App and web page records
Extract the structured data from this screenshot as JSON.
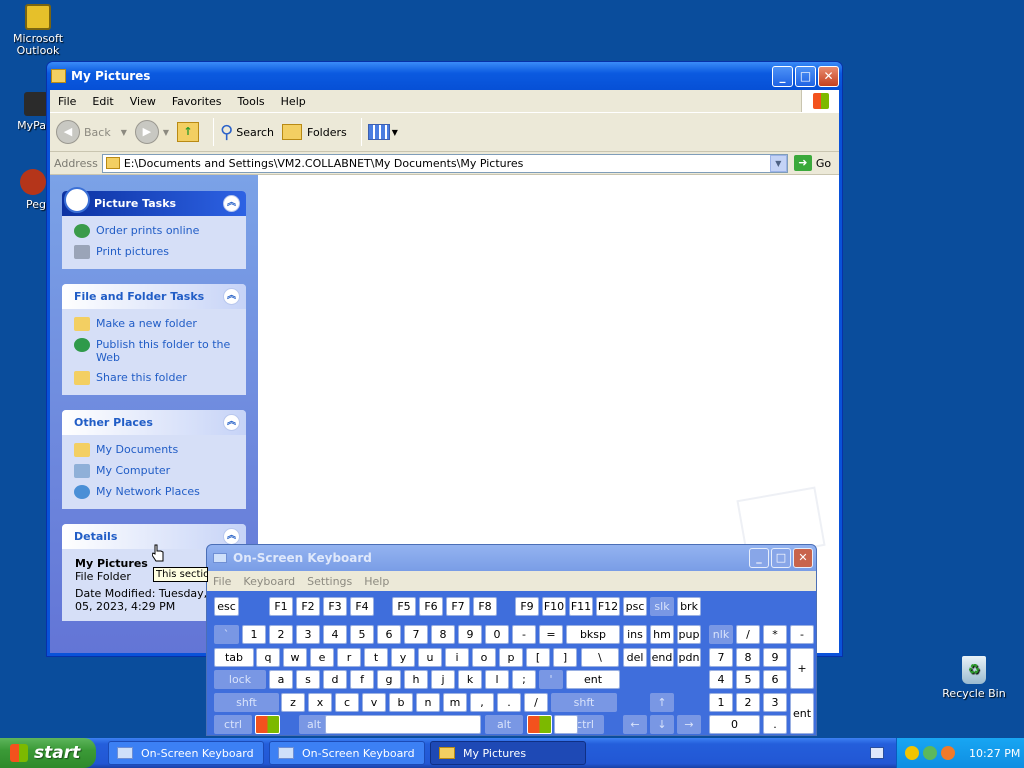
{
  "desktop": {
    "icons": [
      {
        "label": "Microsoft Outlook",
        "icon": "outlook-icon"
      },
      {
        "label": "MyPa",
        "icon": "my-pictures-shortcut-icon"
      },
      {
        "label": "Peg",
        "icon": "pegasus-icon"
      },
      {
        "label": "Recycle Bin",
        "icon": "recycle-bin-icon"
      }
    ]
  },
  "window": {
    "title": "My Pictures",
    "menu": [
      "File",
      "Edit",
      "View",
      "Favorites",
      "Tools",
      "Help"
    ],
    "toolbar": {
      "back": "Back",
      "search": "Search",
      "folders": "Folders"
    },
    "address": {
      "label": "Address",
      "value": "E:\\Documents and Settings\\VM2.COLLABNET\\My Documents\\My Pictures",
      "go": "Go"
    },
    "panels": {
      "picture_tasks": {
        "title": "Picture Tasks",
        "items": [
          "Order prints online",
          "Print pictures"
        ]
      },
      "file_folder_tasks": {
        "title": "File and Folder Tasks",
        "items": [
          "Make a new folder",
          "Publish this folder to the Web",
          "Share this folder"
        ]
      },
      "other_places": {
        "title": "Other Places",
        "items": [
          "My Documents",
          "My Computer",
          "My Network Places"
        ]
      },
      "details": {
        "title": "Details",
        "name": "My Pictures",
        "type": "File Folder",
        "modified": "Date Modified: Tuesday, September 05, 2023, 4:29 PM"
      }
    },
    "tooltip": "This section"
  },
  "osk": {
    "title": "On-Screen Keyboard",
    "menu": [
      "File",
      "Keyboard",
      "Settings",
      "Help"
    ],
    "rows": {
      "r1": [
        "esc",
        "F1",
        "F2",
        "F3",
        "F4",
        "F5",
        "F6",
        "F7",
        "F8",
        "F9",
        "F10",
        "F11",
        "F12",
        "psc",
        "slk",
        "brk"
      ],
      "r2": [
        "`",
        "1",
        "2",
        "3",
        "4",
        "5",
        "6",
        "7",
        "8",
        "9",
        "0",
        "-",
        "=",
        "bksp",
        "ins",
        "hm",
        "pup",
        "nlk",
        "/",
        "*",
        "-"
      ],
      "r3": [
        "tab",
        "q",
        "w",
        "e",
        "r",
        "t",
        "y",
        "u",
        "i",
        "o",
        "p",
        "[",
        "]",
        "\\",
        "del",
        "end",
        "pdn",
        "7",
        "8",
        "9",
        "+"
      ],
      "r4": [
        "lock",
        "a",
        "s",
        "d",
        "f",
        "g",
        "h",
        "j",
        "k",
        "l",
        ";",
        "'",
        "ent",
        "4",
        "5",
        "6"
      ],
      "r5": [
        "shft",
        "z",
        "x",
        "c",
        "v",
        "b",
        "n",
        "m",
        ",",
        ".",
        "/",
        "shft",
        "↑",
        "1",
        "2",
        "3",
        "ent"
      ],
      "r6": [
        "ctrl",
        "alt",
        "alt",
        "ctrl",
        "←",
        "↓",
        "→",
        "0",
        "."
      ]
    }
  },
  "taskbar": {
    "start": "start",
    "tasks": [
      "On-Screen Keyboard",
      "On-Screen Keyboard",
      "My Pictures"
    ],
    "clock": "10:27 PM"
  }
}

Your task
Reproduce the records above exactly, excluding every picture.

Task response
Extract the structured data from this screenshot as JSON.
{
  "desktop": {
    "icons": [
      {
        "label": "Microsoft Outlook",
        "icon": "outlook-icon"
      },
      {
        "label": "MyPa",
        "icon": "my-pictures-shortcut-icon"
      },
      {
        "label": "Peg",
        "icon": "pegasus-icon"
      },
      {
        "label": "Recycle Bin",
        "icon": "recycle-bin-icon"
      }
    ]
  },
  "window": {
    "title": "My Pictures",
    "menu": [
      "File",
      "Edit",
      "View",
      "Favorites",
      "Tools",
      "Help"
    ],
    "toolbar": {
      "back": "Back",
      "search": "Search",
      "folders": "Folders"
    },
    "address": {
      "label": "Address",
      "value": "E:\\Documents and Settings\\VM2.COLLABNET\\My Documents\\My Pictures",
      "go": "Go"
    },
    "panels": {
      "picture_tasks": {
        "title": "Picture Tasks",
        "items": [
          "Order prints online",
          "Print pictures"
        ]
      },
      "file_folder_tasks": {
        "title": "File and Folder Tasks",
        "items": [
          "Make a new folder",
          "Publish this folder to the Web",
          "Share this folder"
        ]
      },
      "other_places": {
        "title": "Other Places",
        "items": [
          "My Documents",
          "My Computer",
          "My Network Places"
        ]
      },
      "details": {
        "title": "Details",
        "name": "My Pictures",
        "type": "File Folder",
        "modified": "Date Modified: Tuesday, September 05, 2023, 4:29 PM"
      }
    },
    "tooltip": "This section"
  },
  "osk": {
    "title": "On-Screen Keyboard",
    "menu": [
      "File",
      "Keyboard",
      "Settings",
      "Help"
    ],
    "rows": {
      "r1": [
        "esc",
        "F1",
        "F2",
        "F3",
        "F4",
        "F5",
        "F6",
        "F7",
        "F8",
        "F9",
        "F10",
        "F11",
        "F12",
        "psc",
        "slk",
        "brk"
      ],
      "r2": [
        "`",
        "1",
        "2",
        "3",
        "4",
        "5",
        "6",
        "7",
        "8",
        "9",
        "0",
        "-",
        "=",
        "bksp",
        "ins",
        "hm",
        "pup",
        "nlk",
        "/",
        "*",
        "-"
      ],
      "r3": [
        "tab",
        "q",
        "w",
        "e",
        "r",
        "t",
        "y",
        "u",
        "i",
        "o",
        "p",
        "[",
        "]",
        "\\",
        "del",
        "end",
        "pdn",
        "7",
        "8",
        "9",
        "+"
      ],
      "r4": [
        "lock",
        "a",
        "s",
        "d",
        "f",
        "g",
        "h",
        "j",
        "k",
        "l",
        ";",
        "'",
        "ent",
        "4",
        "5",
        "6"
      ],
      "r5": [
        "shft",
        "z",
        "x",
        "c",
        "v",
        "b",
        "n",
        "m",
        ",",
        ".",
        "/",
        "shft",
        "↑",
        "1",
        "2",
        "3",
        "ent"
      ],
      "r6": [
        "ctrl",
        "alt",
        "alt",
        "ctrl",
        "←",
        "↓",
        "→",
        "0",
        "."
      ]
    }
  },
  "taskbar": {
    "start": "start",
    "tasks": [
      "On-Screen Keyboard",
      "On-Screen Keyboard",
      "My Pictures"
    ],
    "clock": "10:27 PM"
  }
}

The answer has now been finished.